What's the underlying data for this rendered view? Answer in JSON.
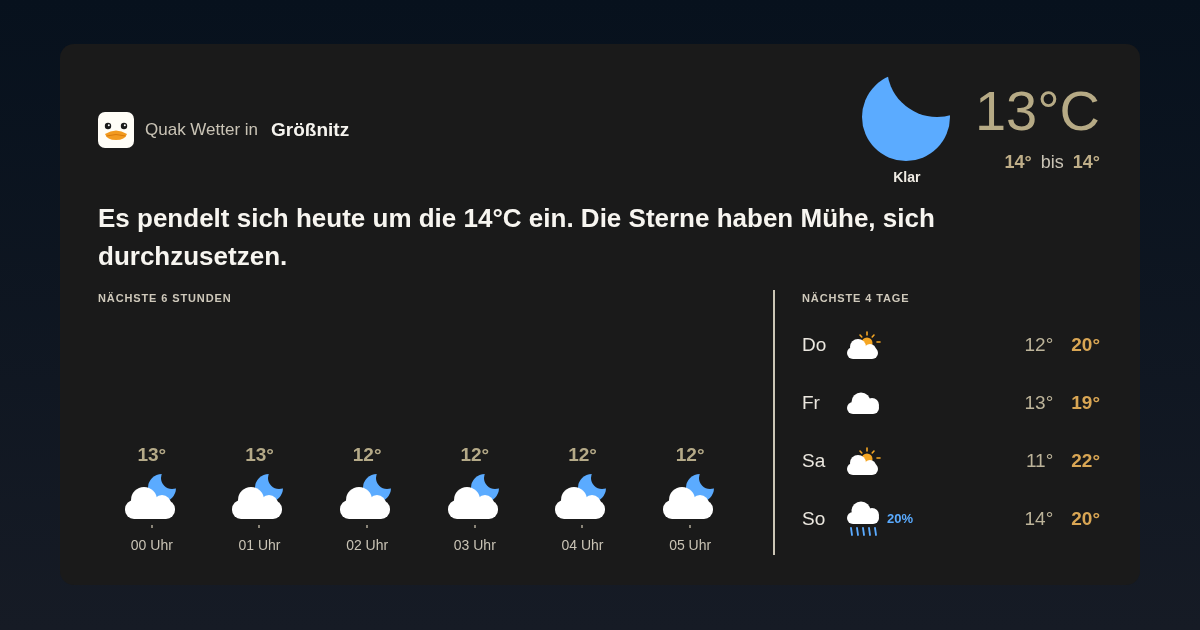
{
  "header": {
    "brand": "Quak Wetter in",
    "location": "Größnitz"
  },
  "current": {
    "kind": "moon",
    "condition": "Klar",
    "temperature": "13°C",
    "low": "14°",
    "range_word": "bis",
    "high": "14°"
  },
  "summary": "Es pendelt sich heute um die 14°C ein. Die Sterne haben Mühe, sich durchzusetzen.",
  "hourly": {
    "title": "NÄCHSTE 6 STUNDEN",
    "hours": [
      {
        "temp": "13°",
        "kind": "cloud-moon",
        "time": "00 Uhr"
      },
      {
        "temp": "13°",
        "kind": "cloud-moon",
        "time": "01 Uhr"
      },
      {
        "temp": "12°",
        "kind": "cloud-moon",
        "time": "02 Uhr"
      },
      {
        "temp": "12°",
        "kind": "cloud-moon",
        "time": "03 Uhr"
      },
      {
        "temp": "12°",
        "kind": "cloud-moon",
        "time": "04 Uhr"
      },
      {
        "temp": "12°",
        "kind": "cloud-moon",
        "time": "05 Uhr"
      }
    ]
  },
  "daily": {
    "title": "NÄCHSTE 4 TAGE",
    "days": [
      {
        "day": "Do",
        "kind": "sun-cloud",
        "low": "12°",
        "high": "20°"
      },
      {
        "day": "Fr",
        "kind": "cloud",
        "low": "13°",
        "high": "19°"
      },
      {
        "day": "Sa",
        "kind": "sun-cloud",
        "low": "11°",
        "high": "22°"
      },
      {
        "day": "So",
        "kind": "rain",
        "precipitation": "20%",
        "low": "14°",
        "high": "20°"
      }
    ]
  }
}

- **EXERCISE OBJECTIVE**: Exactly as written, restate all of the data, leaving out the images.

- **ANSWER TO THE PROBLEM**:
What's the underlying data for this rendered view? Answer in JSON.
{
  "header": {
    "brand": "Quak Wetter in",
    "location": "Größnitz"
  },
  "current": {
    "kind": "moon",
    "condition": "Klar",
    "temperature": "13°C",
    "low": "14°",
    "range_word": "bis",
    "high": "14°"
  },
  "summary": "Es pendelt sich heute um die 14°C ein. Die Sterne haben Mühe, sich durchzusetzen.",
  "hourly": {
    "title": "NÄCHSTE 6 STUNDEN",
    "hours": [
      {
        "temp": "13°",
        "kind": "cloud-moon",
        "time": "00 Uhr"
      },
      {
        "temp": "13°",
        "kind": "cloud-moon",
        "time": "01 Uhr"
      },
      {
        "temp": "12°",
        "kind": "cloud-moon",
        "time": "02 Uhr"
      },
      {
        "temp": "12°",
        "kind": "cloud-moon",
        "time": "03 Uhr"
      },
      {
        "temp": "12°",
        "kind": "cloud-moon",
        "time": "04 Uhr"
      },
      {
        "temp": "12°",
        "kind": "cloud-moon",
        "time": "05 Uhr"
      }
    ]
  },
  "daily": {
    "title": "NÄCHSTE 4 TAGE",
    "days": [
      {
        "day": "Do",
        "kind": "sun-cloud",
        "low": "12°",
        "high": "20°"
      },
      {
        "day": "Fr",
        "kind": "cloud",
        "low": "13°",
        "high": "19°"
      },
      {
        "day": "Sa",
        "kind": "sun-cloud",
        "low": "11°",
        "high": "22°"
      },
      {
        "day": "So",
        "kind": "rain",
        "precipitation": "20%",
        "low": "14°",
        "high": "20°"
      }
    ]
  }
}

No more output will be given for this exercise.